Symptoms of acute rheumatic fever

Diagnosing acute rheumatic fever (ARF) can be challenging as there is no single diagnostic laboratory test – diagnosis is based on clinical decisions plus supporting laboratory evidence. The Jones diagnosis criteria was introduced in 1944 and has been periodically modified and updated in the Australian guideline for prevention, diagnosis and management of ARF and rheumatic heart disease (RHDAustralia 2020). Specific manifestations occurring in ARF that are reliably collected by jurisdictions and are related to an increased risk of rheumatic heart disease (RHD) are presented in this report. These manifestations are:

  • carditis
  • prolonged P-R interval
  • Sydenham chorea (Box 2.1).

People with carditis, a prolonged P-R interval and/or atrioventricular (AV) junctional arrhythmias are more likely to sustain heart damage (and hence to develop RHD) than those without.

Box 2.1: ARF manifestations associated with an increased risk of RHD*

Inflammation of the heart muscle and heart tissue, including the membrane which lines the chambers of the heart and forms the surface of the heart valves (endocardium). It causes a rapid heart rate, fatigue, shortness of breath and exercise intolerance, and in ARF is associated primarily with the mitral valve. Carditis occurs in about 40% to 50% of people with ARF.
Prolonged P-R interval and/or AV junctional arrhythmias
Detected through electrocardiography (ECG). Refers to when the time between specific electrical features of a heartbeat is longer than expected. Often the person has no symptoms.
Sydenham chorea
A neurological disorder, most commonly seen in childhood, resulting from infection with group A beta-haemolytic streptococcus, the bacterium that causes rheumatic fever.

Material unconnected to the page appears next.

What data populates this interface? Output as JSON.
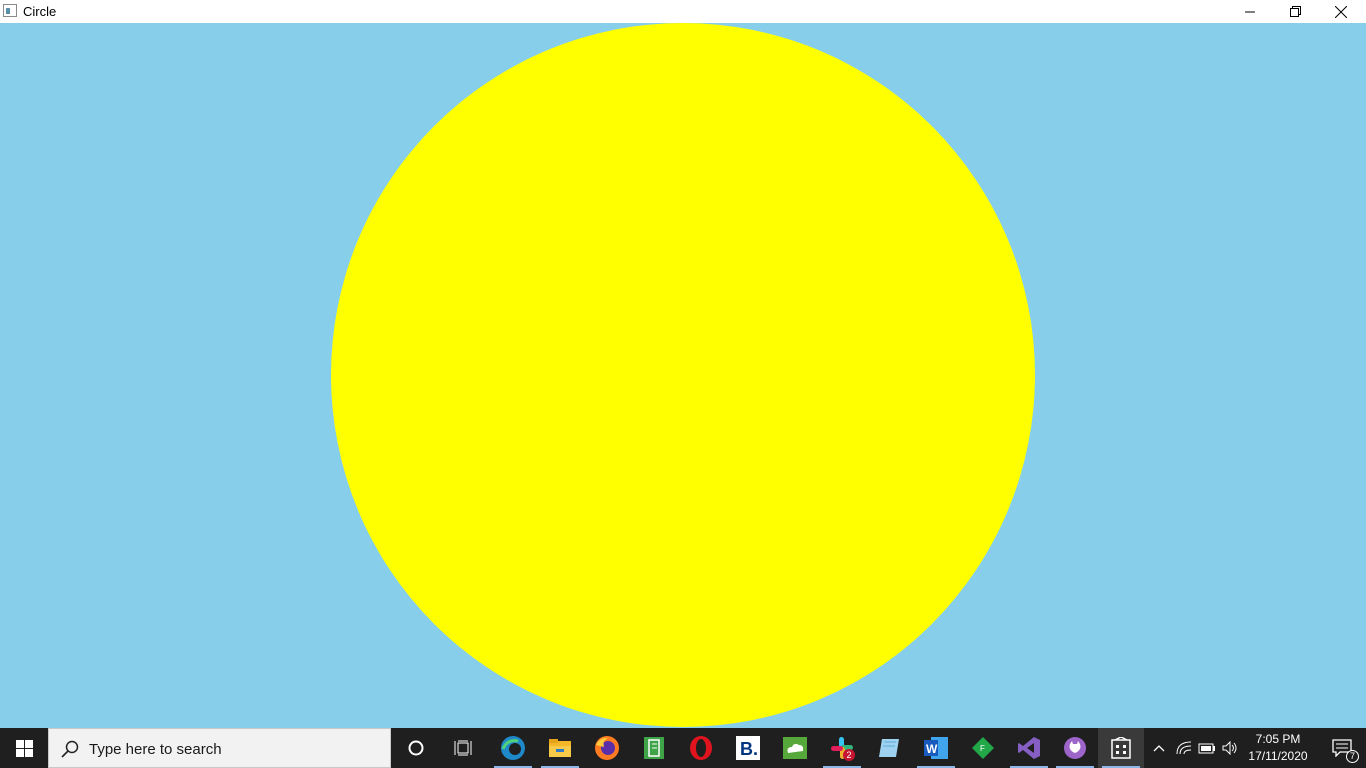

It is characterised by involuntary movements of the hands, feet, tongue and face, which stop during sleep. This is more common in females; globally it affects up to 36% of cases and is associated with carditis.

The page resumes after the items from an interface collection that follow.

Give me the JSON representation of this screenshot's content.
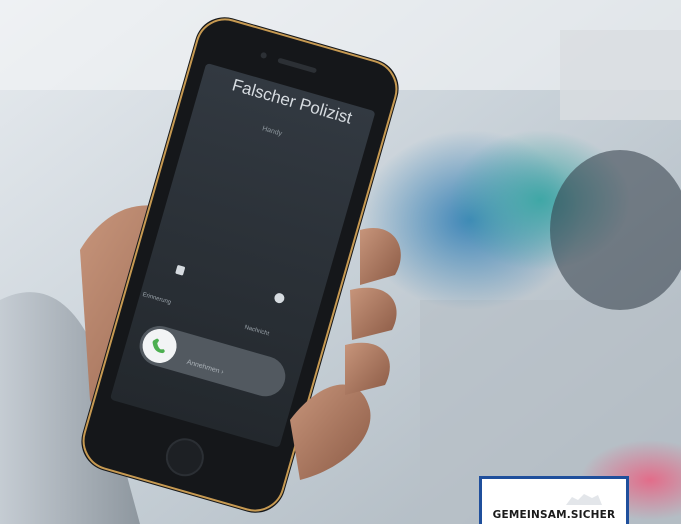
{
  "photo": {
    "description_icon": "photo-phone-icon",
    "colors": {
      "background": "#c9d2d9",
      "phone": "#1b1d20",
      "screen": "#2b3035",
      "accept": "#4caf50",
      "badge_border": "#1f4f9c"
    }
  },
  "phone_screen": {
    "caller_name": "Falscher Polizist",
    "caller_sub": "Handy",
    "option_left": "Erinnerung",
    "option_right": "Nachricht",
    "slide_text": "Annehmen ›"
  },
  "badge": {
    "text": "GEMEINSAM.SICHER"
  }
}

*A complete list of major and minor manifestations of ARF is provided in the Australian guideline for prevention, management and diagnosis of ARF and RHD and in Table T1 of this report.

Source: RHDAustralia 2020.

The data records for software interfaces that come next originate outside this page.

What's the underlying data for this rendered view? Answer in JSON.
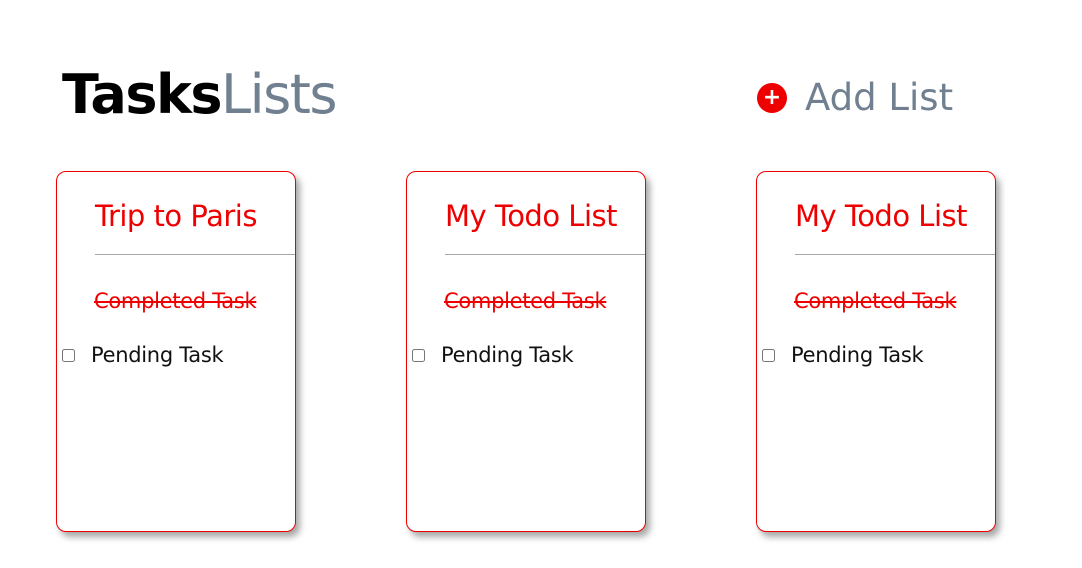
{
  "header": {
    "title_bold": "Tasks",
    "title_light": "Lists",
    "add_list_label": "Add List",
    "add_icon_symbol": "+",
    "add_icon_name": "plus-circle-icon"
  },
  "colors": {
    "accent": "#ee0000",
    "muted": "#708090",
    "text": "#000000"
  },
  "lists": [
    {
      "title": "Trip to Paris",
      "tasks": [
        {
          "label": "Completed Task",
          "completed": true
        },
        {
          "label": "Pending Task",
          "completed": false
        }
      ]
    },
    {
      "title": "My Todo List",
      "tasks": [
        {
          "label": "Completed Task",
          "completed": true
        },
        {
          "label": "Pending Task",
          "completed": false
        }
      ]
    },
    {
      "title": "My Todo List",
      "tasks": [
        {
          "label": "Completed Task",
          "completed": true
        },
        {
          "label": "Pending Task",
          "completed": false
        }
      ]
    }
  ]
}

In 2022, of the 505 ARF diagnoses among First Nations people, 33% had at least one manifestation of carditis, prolonged P-R interval, or Sydenham chorea (Supplementary table 2.6). The inclusion of Sydenham chorea in this value may cause an overestimation of the number of cases at higher risk of progressing to RHD, as it is most often associated with the development of carditis rather than directly with RHD.